By Randy Carpadus, Web and Brand Manager. In addition to my work at CattleDog Publishing, I am also involved (and have been most of my life) in rescuing and placing “Livestock Guardian Dog” breeds, in particular the rarer breeds. Livestock Guardian Dogs (LGDs) are dogs from specific breeds that have been used for thousands … Continued
Category: Farm Animals
Have you ever wondered why your dog, cat, bird, or 3 year old child are so adept at whining, screeching or complaining until you finally give in? Or why you always fall into that cycle of resisting at first but later bend to their wishes? Now, biopsychologist and behavior analyst, Dr. Susan Schneider, has written a fascinating book titled, “The Science of Consequences: How They Affect Genes, Change the Brain, and Impact Our World,” that reveals it all.
In their experiences training up to 1000 animals on a given day, the Brelands came upon some unexpected findings which they published in their landmark paper, The Misbehavior of Organism.
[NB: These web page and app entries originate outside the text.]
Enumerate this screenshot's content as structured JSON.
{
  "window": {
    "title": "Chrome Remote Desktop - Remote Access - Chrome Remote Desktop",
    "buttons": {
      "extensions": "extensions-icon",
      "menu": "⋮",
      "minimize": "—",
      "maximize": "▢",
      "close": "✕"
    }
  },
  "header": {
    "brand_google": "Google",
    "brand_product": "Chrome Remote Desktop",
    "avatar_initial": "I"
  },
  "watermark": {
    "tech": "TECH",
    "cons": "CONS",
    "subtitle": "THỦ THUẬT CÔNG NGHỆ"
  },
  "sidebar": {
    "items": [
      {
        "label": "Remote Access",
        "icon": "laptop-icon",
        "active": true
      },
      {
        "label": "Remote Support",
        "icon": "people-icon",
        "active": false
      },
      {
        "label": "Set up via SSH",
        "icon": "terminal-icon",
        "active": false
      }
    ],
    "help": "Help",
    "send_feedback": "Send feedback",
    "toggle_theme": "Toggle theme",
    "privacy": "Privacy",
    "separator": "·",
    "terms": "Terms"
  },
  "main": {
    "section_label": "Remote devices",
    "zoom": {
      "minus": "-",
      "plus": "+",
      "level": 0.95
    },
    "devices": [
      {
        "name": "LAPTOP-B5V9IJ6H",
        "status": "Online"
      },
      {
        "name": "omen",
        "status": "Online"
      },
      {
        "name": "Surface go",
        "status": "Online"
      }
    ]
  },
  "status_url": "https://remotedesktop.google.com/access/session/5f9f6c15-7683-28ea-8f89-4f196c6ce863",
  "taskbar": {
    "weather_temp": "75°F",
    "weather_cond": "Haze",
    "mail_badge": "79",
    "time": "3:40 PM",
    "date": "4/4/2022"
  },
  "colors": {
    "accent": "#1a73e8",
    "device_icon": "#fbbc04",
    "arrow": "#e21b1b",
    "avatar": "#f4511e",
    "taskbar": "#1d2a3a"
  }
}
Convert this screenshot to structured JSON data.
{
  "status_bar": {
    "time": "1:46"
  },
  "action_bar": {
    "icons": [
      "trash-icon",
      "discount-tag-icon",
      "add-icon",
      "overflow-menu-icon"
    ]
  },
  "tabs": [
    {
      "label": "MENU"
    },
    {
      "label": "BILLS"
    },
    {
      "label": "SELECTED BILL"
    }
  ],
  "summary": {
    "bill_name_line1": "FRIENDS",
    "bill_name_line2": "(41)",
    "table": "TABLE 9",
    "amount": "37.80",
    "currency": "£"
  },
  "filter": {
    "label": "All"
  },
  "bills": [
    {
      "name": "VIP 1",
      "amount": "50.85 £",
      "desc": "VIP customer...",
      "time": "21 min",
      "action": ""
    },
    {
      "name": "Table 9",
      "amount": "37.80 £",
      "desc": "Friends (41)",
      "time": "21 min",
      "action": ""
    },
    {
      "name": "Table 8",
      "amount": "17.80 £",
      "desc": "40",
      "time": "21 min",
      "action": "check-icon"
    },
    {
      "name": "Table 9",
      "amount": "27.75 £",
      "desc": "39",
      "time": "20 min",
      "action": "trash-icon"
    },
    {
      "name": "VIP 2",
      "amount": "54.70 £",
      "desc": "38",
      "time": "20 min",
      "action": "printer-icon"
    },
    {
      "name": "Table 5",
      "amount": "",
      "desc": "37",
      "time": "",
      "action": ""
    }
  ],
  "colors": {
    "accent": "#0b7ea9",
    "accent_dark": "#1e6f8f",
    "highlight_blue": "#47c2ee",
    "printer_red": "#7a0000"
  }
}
In this paper, they described a number of cases with different species where strong species-specific behaviors interfered with the learning process and caused delays in performance and delays in reinforcements.
Anyone who hangs out with dogs and their owners has probably heard this or similar comments a million times-“My dog is dominant, he ignores our commands and plays too rough with other dogs.” To the general dog owner, this statement seems pretty normal, but to researchers studying social hierarchies in animals ranging from lions, to macaque monkeys, to bulls, the statement is likely to solicit a pause followed by a “huh?”
Scenes from a Saturday morning cartoon? A twisted scheme of some sort? Neither of the above. It’s the assigned mission at the August 2000 Advanced Operant Conditioning Workshop (a.k.a. chicken training camp), taught by Bob Bailey and psychologist Marian Breland-Bailey. Nine animal trainers from the U.S. and Canada, including myself, are here to meet the challenge. We have five days. Sounds like a joke, but it’s serious business. We’re here not just to train chickens. We’re here to learn the intricacies of a universal mechanism of learning called operant conditioning.